Every year in May we get a little obsessive about Himalayan balsam. For those who don’t know it, this is a highly invasive plant which has taken over river banks, becks and ditches across the country. Whether it’s the Ouse, the Foss or local becks like Tang Hall and Osbaldwick, you don’t have to go far without seeing its striking, tall pink flowers during summer months.
You may see the flowers full of bumblebees and rightly wonder how it can be anything but good. One of the main things that sets it apart from many of our native river sides flowering plants is that is it an annual, meaning it only lives for one season before dying completely, rather that perennials which ‘die back’ every year but grow again from the same root system each year. For an annual like balsam it can only survive through its offspring, by producing seeds which lie dormant during our cold winters only to come to life and germinate into new plants when the temperatures rise in the spring.
In theory, this could mean that if you managed to clear every growing balsam plant in one year before it sets seed, you would completely eradicate it from your site.

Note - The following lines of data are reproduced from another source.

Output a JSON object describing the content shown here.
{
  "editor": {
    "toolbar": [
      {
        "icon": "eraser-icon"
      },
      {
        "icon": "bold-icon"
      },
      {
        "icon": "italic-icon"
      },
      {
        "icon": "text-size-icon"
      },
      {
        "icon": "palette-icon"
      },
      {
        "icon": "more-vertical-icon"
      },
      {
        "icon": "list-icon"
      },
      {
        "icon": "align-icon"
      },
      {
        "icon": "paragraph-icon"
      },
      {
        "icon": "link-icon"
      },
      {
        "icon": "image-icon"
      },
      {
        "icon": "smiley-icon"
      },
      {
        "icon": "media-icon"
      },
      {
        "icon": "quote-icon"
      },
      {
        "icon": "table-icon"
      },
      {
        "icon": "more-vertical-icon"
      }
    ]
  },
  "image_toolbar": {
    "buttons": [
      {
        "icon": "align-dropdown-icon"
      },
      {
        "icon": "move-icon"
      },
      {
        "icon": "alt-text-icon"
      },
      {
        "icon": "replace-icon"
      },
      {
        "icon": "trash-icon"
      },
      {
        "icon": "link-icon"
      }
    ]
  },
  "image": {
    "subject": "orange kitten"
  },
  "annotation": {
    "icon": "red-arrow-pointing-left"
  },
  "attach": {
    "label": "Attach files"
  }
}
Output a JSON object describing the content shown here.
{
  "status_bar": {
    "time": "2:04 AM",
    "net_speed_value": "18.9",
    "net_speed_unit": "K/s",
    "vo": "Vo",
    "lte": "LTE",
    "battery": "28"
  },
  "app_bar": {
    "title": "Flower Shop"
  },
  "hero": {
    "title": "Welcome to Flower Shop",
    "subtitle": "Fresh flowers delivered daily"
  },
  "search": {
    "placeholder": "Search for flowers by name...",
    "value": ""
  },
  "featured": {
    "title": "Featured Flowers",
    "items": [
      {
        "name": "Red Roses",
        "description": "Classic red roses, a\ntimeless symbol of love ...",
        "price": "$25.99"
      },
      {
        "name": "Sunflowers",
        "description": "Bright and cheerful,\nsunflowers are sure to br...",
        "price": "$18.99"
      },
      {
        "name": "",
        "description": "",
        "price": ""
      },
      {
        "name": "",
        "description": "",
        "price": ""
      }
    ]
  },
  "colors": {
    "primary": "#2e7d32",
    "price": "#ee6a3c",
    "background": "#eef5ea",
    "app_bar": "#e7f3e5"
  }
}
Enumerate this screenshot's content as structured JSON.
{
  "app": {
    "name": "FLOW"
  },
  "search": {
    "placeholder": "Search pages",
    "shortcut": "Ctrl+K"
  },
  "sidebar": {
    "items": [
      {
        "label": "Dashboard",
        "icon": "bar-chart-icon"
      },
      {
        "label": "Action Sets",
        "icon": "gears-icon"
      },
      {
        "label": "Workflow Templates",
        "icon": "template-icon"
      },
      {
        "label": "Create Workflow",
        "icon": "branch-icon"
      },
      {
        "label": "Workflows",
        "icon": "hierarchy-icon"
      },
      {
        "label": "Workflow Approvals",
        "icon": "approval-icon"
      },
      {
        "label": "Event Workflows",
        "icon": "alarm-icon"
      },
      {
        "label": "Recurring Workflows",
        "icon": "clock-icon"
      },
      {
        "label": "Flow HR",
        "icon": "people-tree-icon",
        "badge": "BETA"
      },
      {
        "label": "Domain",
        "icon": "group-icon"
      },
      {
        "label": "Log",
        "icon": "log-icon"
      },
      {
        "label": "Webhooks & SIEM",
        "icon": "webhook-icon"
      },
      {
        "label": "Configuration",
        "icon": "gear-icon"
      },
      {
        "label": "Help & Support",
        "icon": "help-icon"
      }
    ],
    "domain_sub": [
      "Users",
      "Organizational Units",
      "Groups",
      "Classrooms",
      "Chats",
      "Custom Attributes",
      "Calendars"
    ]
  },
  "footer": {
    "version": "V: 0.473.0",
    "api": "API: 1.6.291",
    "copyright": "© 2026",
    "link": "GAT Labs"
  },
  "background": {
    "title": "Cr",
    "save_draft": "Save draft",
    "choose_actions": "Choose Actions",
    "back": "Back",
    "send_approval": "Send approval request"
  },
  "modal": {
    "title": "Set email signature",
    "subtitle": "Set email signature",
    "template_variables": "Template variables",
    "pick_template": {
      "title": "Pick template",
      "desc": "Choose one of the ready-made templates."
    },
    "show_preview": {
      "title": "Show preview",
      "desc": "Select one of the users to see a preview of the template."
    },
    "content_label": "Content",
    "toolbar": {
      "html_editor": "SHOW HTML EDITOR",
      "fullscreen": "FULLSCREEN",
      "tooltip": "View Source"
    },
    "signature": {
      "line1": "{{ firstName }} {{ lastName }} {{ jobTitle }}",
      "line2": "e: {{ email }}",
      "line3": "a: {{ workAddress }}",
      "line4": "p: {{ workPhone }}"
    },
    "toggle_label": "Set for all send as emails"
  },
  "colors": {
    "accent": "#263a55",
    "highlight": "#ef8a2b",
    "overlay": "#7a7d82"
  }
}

Unfortunately, in practice this is much harder than it may sound, especially on sites where it has been not previously been managed. Balsam can easily take over an area, out-competing other native plants year after year until they die off, creating what is known as a monoculture. When the balsam dies off after seeding, and nothing else has been able to grow, it leaves large areas of exposed soil along waterways – just in time for winter floods.
I have been at St Nicks nearly 11 years and Himalayan balsam was thriving on the becks and other habitats at St Nicks way back then. After a number of years of sporadic management, it has only really been in the last 5 or 6 years that we have implemented a more rigorous and systematic management plan. This plan includes working upstream to down (such an obvious thing to be doing to manage a riverside growing annual but hey, we got there in the end!), clearing from other sites upstream, and most vitally, trying to return to each balsam area after clearance to continue to remove any that were missed or regrowing.
As soon as seed pods starts popping we stop clearing new areas (as we’d end up doing more harm than good by spreading the seeds ourselves) and concentrate on repeat visits to where we have already worked. And while all this requires a huge amount of time and resource to implement, the good news is that this plan is noticeably working! As hoped, we are seeing fewer and fewer plants growing the following year in areas we had successfully cleared, but all it takes is one missed plant which gets chance to seed to ensure there are more plants again next year.
And considering the way balsam grows, plus the fact it can still be found flowering and seeding in early autumn, 1 or 2 plants are always likely to slip through the net. Clearing an area so only a handful of plants are left each year is real progress though, especially areas that in previous years had hundreds.
As hopefully you can tell, eradicating Himalayan balsam from a site once it has taken over is not easy. So imagine a year without much or any management and the devastating effect that could have – it could basically set us back years and make previous years’ efforts a waste. And that was the potential prospect we faced this year due to Covid-19.
All of a sudden we had no volunteers (understandably due to safety concerns) and a partially furloughed member of our Natural Habitats Team (there are just two of us!).
And as well as balsam, we had all the other regular management tasks to keep the nature reserve safe and open. Thankfully, emergency funding for our sector arrived from the National Lottery Heritage Fund and provided the financial security to be able to focus our efforts where most needed, as well as trialing new ways to have volunteers on site which provided vital assistance when we most needed it. Fast forward a few months and we are coming to the end of our most successful balsam season yet.
As well as getting further downstream at St Nicks than we ever have managed, we have cleared all upstream areas of both Tang Hall and Osbaldwick Beck that we can access. Hopefully this means in future years we’ll have lots more wildflowers growing along the banks of our becks for wildlife to enjoy.
Post written by Natural Habitats Manager, Jonathan Dent. If you’d like to support St Nicks conservation efforts, please consider making a donation. Thank you.